The Dulwich Hill clients had already sought the expertise of an architect to update their existing home to better accommodate their expanding young family when they learned they were expecting triplets. With the family size set to change dramatically and the budget unable to expand with it, it became important to optimise the functionality of every square millimetre.
▼住宅概览，overview of the house ©Jackie Chan
▼住宅外观，保留了大部分原有的住宅空间，exterior view of the house, the existing house is largely retained ©Jackie Chan
To work with the client’s budget, the existing house was largely retained, with the rear lean-tos demolished to create a new open-plan kitchen and dining space. The existing pressed tin ceiling was salvaged, rediscovered and restored in the new kitchen and dining spaces providing a sense of connection and unified palette between the existing period details and the contemporary additions, while reducing landfill and embodied energy. The existing attic space was reworked to accommodate two new light-filled bedrooms and bathroom.
▼拆除了住宅后侧的单坡屋顶小屋，以便创建一个全新的开放式厨房和餐厅空间，the rear lean-tos is demolished to create a new open-plan kitchen and dining space ©Jackie Chan
▼开放式餐厅，设有一个带状的绿植庭院，the open dining space with a banding yard with plants ©Jackie Chan
▼开放式餐厅和厨房，拆下原有的压锡天花板进行修复，并安装到新建的厨房里，the open-plan kitchen and dining space, the existing pressed tin ceiling is salvaged, rediscovered and restored ©Jackie Chan
▼从厨房和餐厅空间看室外起居区，viewing the outdoor living space from the kitchen and dining space ©Jackie Chan
▼室外生活起居区，浴室和洗衣房位于木制表皮的蛋形体量中，the outdoor living space, the bathroom and laundry is set inside the egg-shaped volume ©Jackie Chan
▼大型推拉门无缝地隐藏在了蛋形的浴室和洗衣房中，从而将室内生活空间延伸到了外部环境中，large sliding doors disappear seamlessly into the egg-shaped bathroom and laundry pod, allowing the internal living space to extend outdoors ©Jackie Chan
A bold conceptual approach has been taken to accentuate the bathroom and laundry as a feature to the rear of the home. This configuration enabled everyday laundry tasks to be celebrated rather than banished to a hidden space in the home, an approach that was used throughout the project.
Large sliding doors disappear seamlessly into the egg-shaped bathroom and laundry pod, allowing the internal living space to extend outdoors. Concealed retractable flyscreens have been designed to completely screen the kitchen and dining space when the glazed sliding doors are opened. When both sliding doors and retractable flyscreens are completely opened there is no visual sign of any doors and the sense of being in a covered outdoor living room is achieved. An extension of the kitchen bench leads to a BBQ area with spotted gum decking and built in seating connecting the living space to the garden and playing area.

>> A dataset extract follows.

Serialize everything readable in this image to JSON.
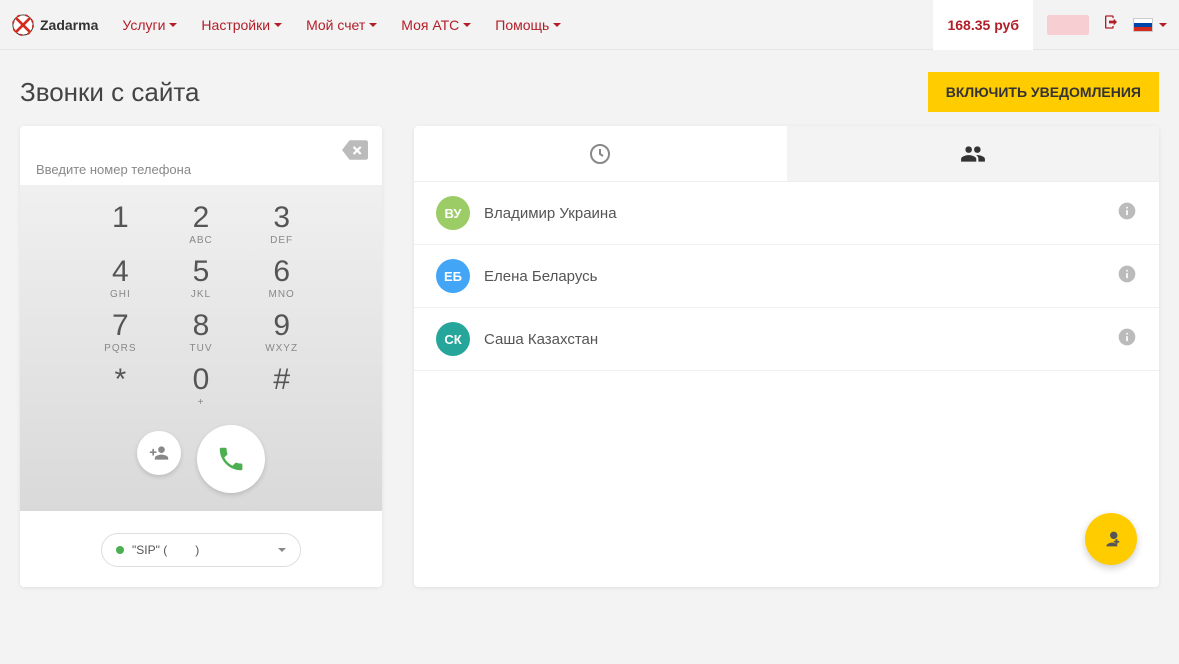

▼蛋形浴室和洗衣房体量细节，details of the egg-shaped bathroom and laundry pod ©Jackie Chan
Spaces that are secondary to primary spaces and that often get overlooked were investigated thoroughly throughout the design process to explore what value they might provide for the occupants. The space under the stairwell is another example of the innovative thinking and design required to deliver a successful outcome for this project. The under stair space was converted into a retreat along the common circulation space, aptly named the Study Nook. The western red cedar lined nook with concealed LED lighting becomes a place to sit, relax or escape for kids and adults alike. This space is designed to adapt to new functions as the family grows and changes over time. The form and design intent of the Study Nook echoes the design of the laundry and bathroom pod located off the main living area. As evidenced in the design of the bathroom pod and Study Nook, the everyday routine of the family was flipped upside down to create fun, creative spaces.
▼楼梯间下方的“自修室”空间，the Study Nook under the stairwell ©Jackie Chan
▼自修室内部，采用红雪松内饰面，设置着隐蔽的LED照明，interior view of the Study Nook with western red cedar lining and concealed LED lighting ©Jackie Chan